→ **What to work on**: State how many lines of the data contain the word "price", and write nothing besides the number.

Entries from a dataset of interfaces:
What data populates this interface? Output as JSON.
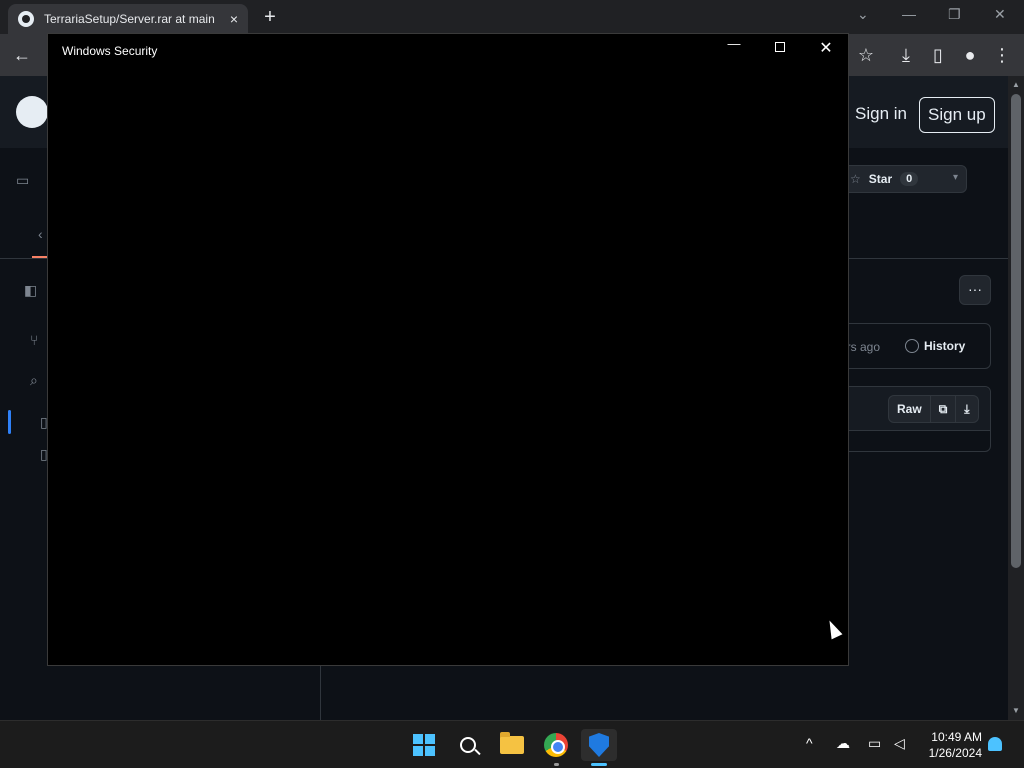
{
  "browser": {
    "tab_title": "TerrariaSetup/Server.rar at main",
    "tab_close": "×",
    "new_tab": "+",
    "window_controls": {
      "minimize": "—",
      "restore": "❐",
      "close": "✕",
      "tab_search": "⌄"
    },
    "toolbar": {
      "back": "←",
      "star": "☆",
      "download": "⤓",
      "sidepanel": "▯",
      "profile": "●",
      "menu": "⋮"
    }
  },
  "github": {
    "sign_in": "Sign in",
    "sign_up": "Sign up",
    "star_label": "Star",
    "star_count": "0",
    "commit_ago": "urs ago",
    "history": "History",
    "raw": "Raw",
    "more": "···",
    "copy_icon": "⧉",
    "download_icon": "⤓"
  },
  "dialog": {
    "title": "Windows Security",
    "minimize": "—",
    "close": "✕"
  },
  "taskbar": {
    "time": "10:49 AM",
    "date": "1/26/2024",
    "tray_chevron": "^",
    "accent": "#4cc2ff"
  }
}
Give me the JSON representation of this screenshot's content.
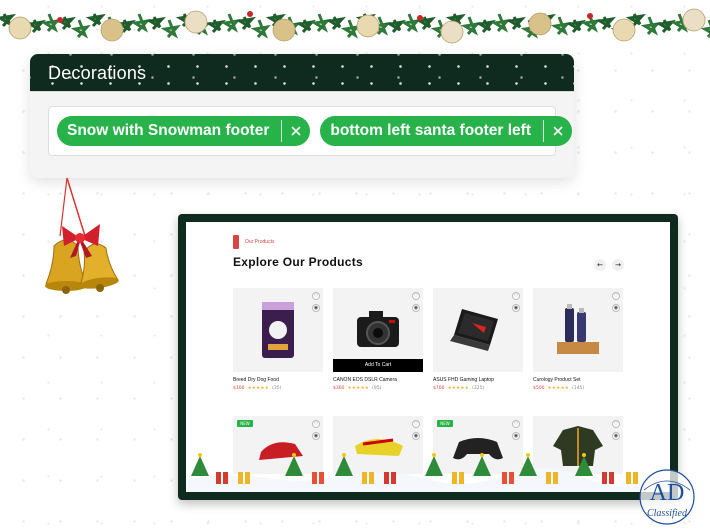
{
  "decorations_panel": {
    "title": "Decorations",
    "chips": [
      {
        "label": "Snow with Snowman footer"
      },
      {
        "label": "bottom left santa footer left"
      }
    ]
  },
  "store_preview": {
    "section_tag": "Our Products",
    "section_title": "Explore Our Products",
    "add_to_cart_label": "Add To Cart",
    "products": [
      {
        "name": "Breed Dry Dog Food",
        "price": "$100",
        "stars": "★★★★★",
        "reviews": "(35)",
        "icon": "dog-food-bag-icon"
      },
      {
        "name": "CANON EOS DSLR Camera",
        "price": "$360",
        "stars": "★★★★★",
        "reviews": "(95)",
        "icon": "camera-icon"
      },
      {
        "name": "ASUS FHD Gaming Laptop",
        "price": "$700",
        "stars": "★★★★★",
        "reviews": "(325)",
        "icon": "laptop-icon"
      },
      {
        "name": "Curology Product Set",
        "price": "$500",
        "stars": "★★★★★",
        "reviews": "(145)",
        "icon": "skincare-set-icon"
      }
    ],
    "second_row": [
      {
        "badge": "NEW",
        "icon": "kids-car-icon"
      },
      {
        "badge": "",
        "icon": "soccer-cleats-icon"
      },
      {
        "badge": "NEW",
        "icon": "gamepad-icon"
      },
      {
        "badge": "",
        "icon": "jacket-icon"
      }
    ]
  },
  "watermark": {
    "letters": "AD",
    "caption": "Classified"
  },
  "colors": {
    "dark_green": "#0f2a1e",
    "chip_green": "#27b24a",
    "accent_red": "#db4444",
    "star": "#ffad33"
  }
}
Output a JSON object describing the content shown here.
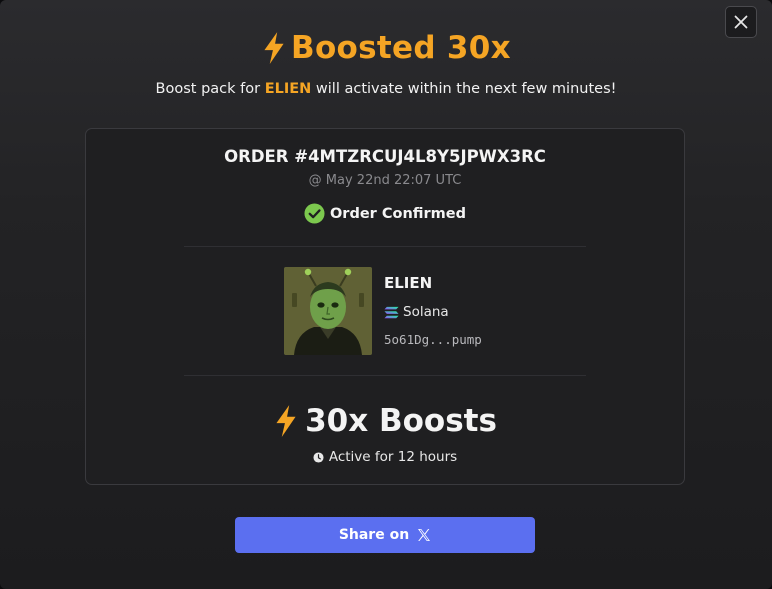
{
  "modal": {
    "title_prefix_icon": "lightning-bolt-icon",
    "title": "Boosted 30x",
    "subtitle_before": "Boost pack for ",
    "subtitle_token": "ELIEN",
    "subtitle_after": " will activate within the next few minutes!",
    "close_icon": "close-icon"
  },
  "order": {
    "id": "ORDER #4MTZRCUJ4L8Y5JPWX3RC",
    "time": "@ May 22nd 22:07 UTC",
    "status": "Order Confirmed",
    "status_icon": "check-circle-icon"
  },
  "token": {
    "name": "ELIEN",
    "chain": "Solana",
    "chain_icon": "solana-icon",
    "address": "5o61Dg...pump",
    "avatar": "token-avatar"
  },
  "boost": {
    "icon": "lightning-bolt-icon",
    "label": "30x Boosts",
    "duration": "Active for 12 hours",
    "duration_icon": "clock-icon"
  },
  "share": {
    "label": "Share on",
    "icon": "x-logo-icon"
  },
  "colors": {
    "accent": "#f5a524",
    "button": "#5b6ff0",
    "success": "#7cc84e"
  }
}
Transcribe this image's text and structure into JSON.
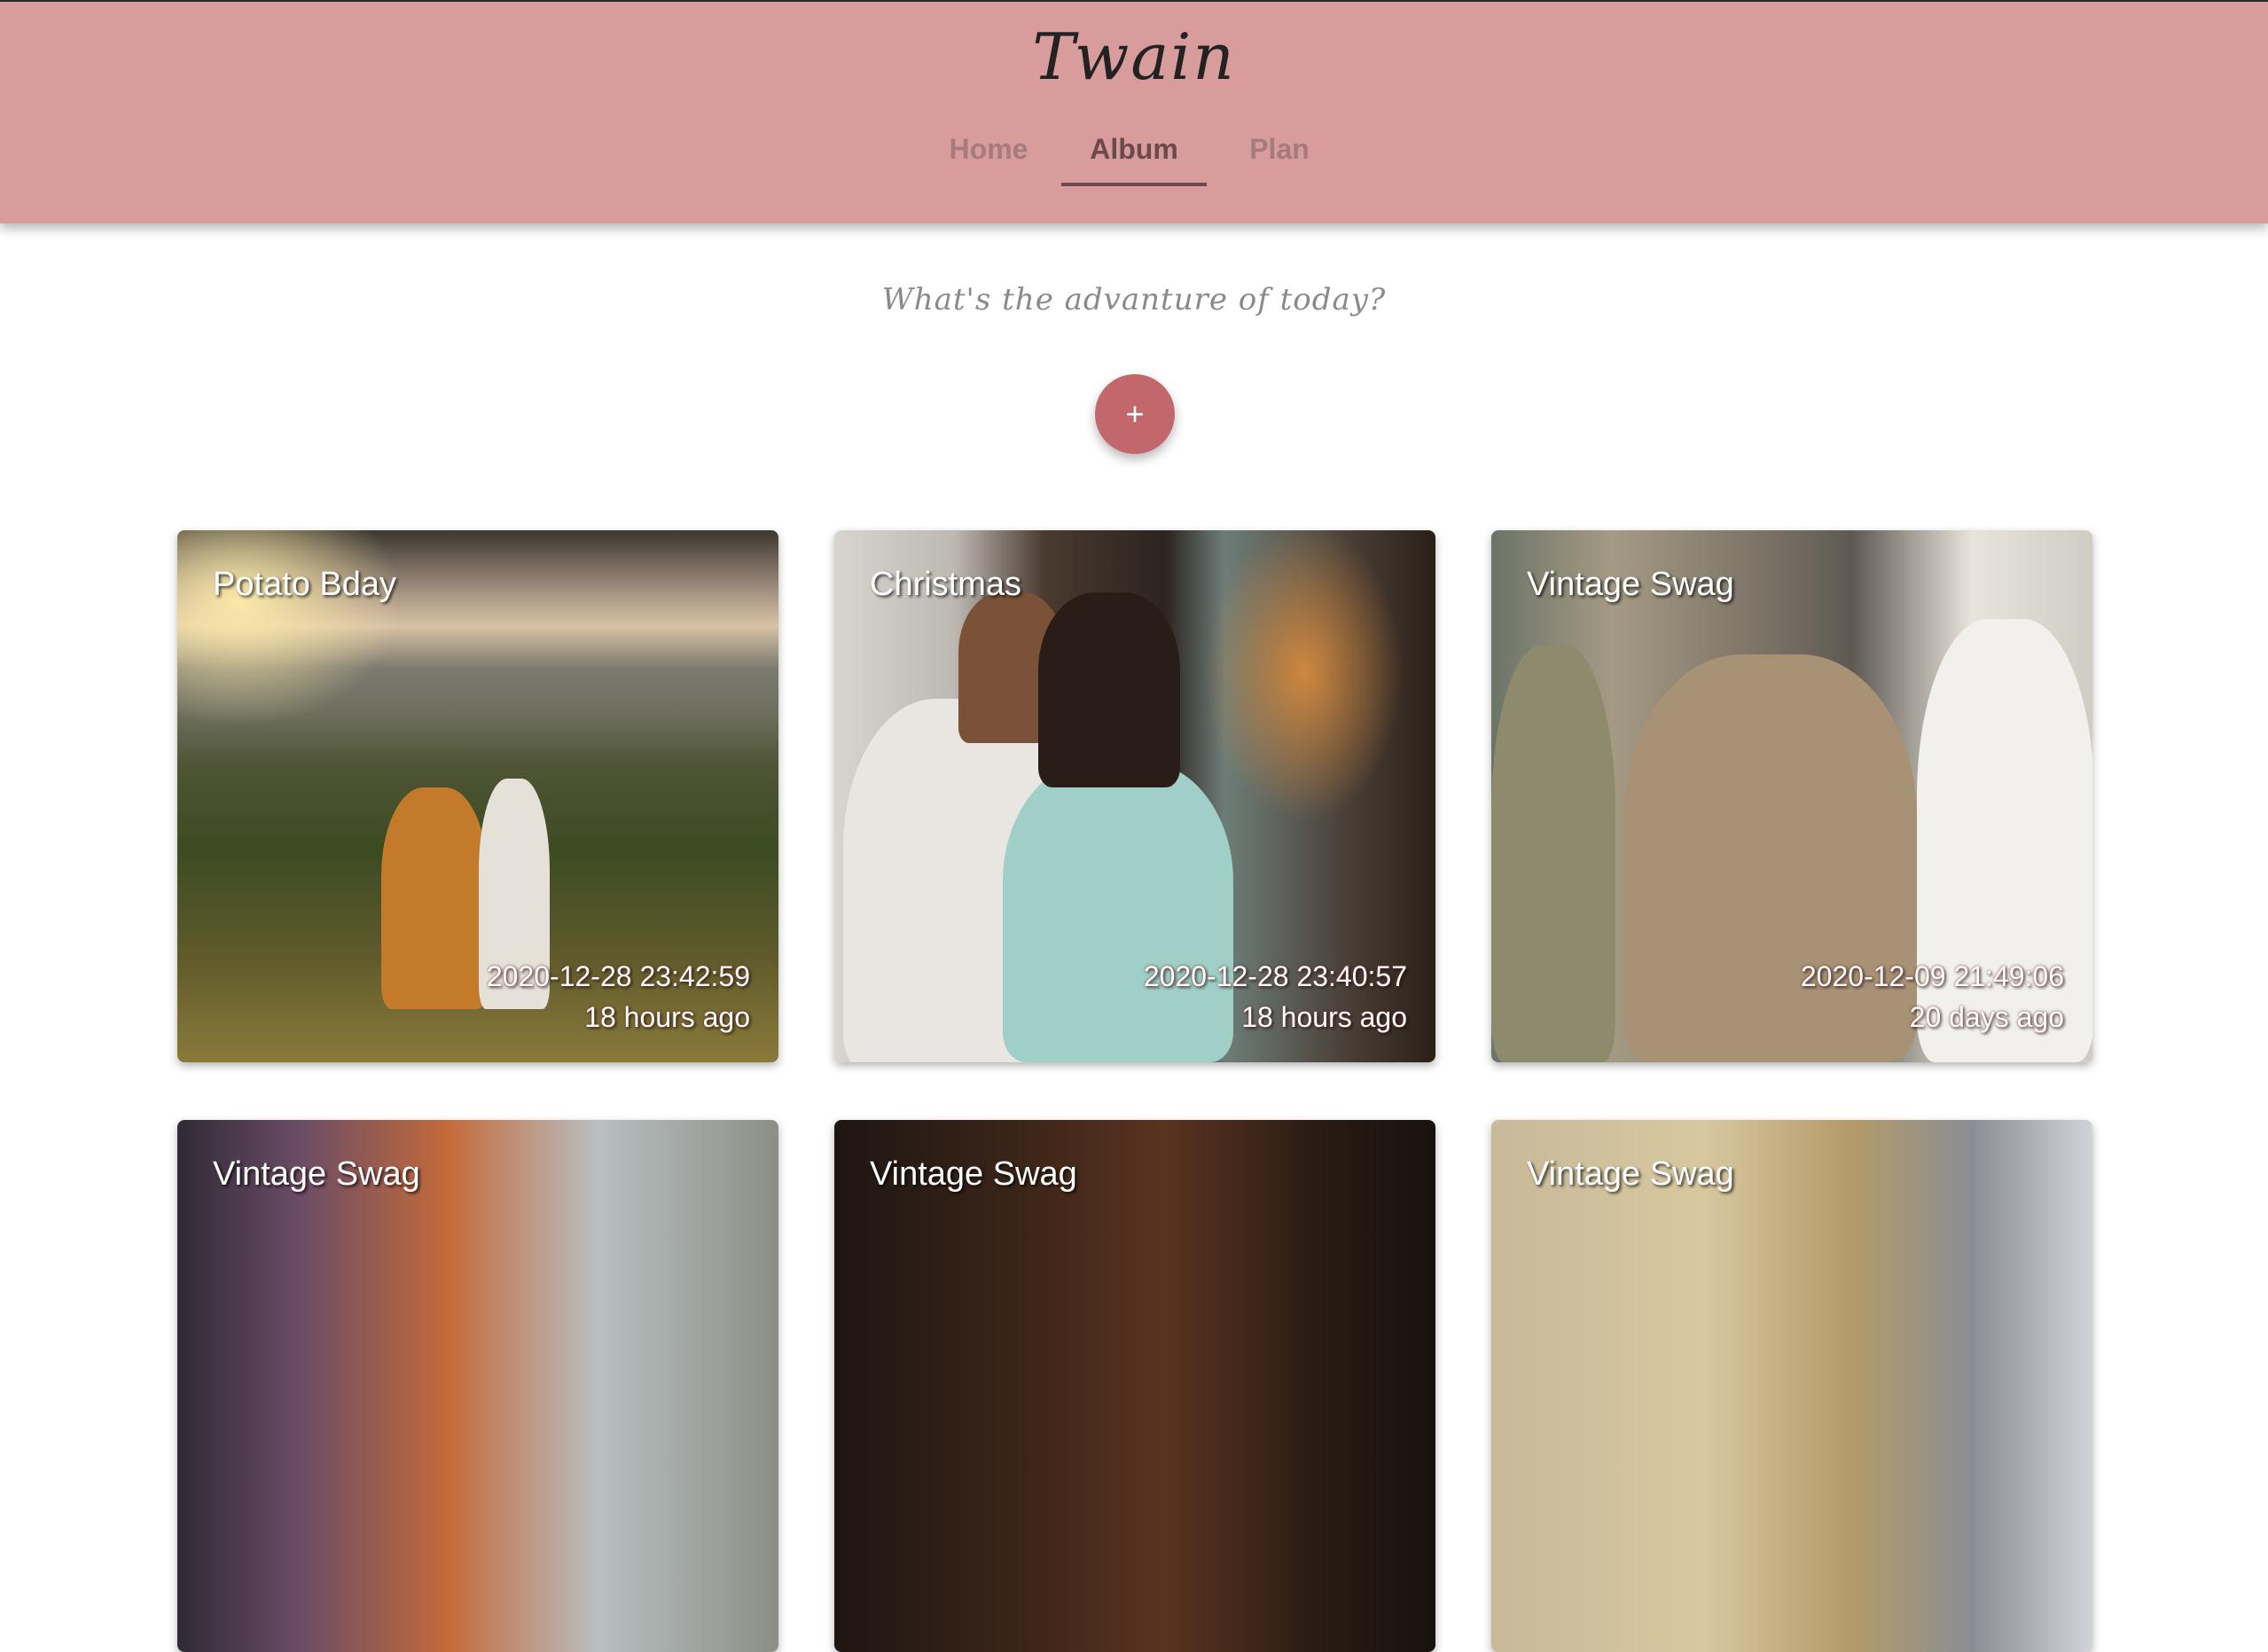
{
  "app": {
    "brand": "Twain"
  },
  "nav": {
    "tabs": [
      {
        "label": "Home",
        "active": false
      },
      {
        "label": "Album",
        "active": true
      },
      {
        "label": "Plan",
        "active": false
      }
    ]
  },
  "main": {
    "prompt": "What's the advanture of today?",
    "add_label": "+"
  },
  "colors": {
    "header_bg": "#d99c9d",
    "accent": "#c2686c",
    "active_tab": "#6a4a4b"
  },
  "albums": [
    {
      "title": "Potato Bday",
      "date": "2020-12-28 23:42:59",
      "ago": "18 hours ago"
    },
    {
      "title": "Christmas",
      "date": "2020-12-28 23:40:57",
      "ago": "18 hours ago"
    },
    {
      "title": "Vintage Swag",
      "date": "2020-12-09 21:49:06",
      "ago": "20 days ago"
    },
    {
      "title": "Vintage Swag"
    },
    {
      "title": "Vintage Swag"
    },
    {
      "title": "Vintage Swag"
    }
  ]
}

→ **Result for this task**: 4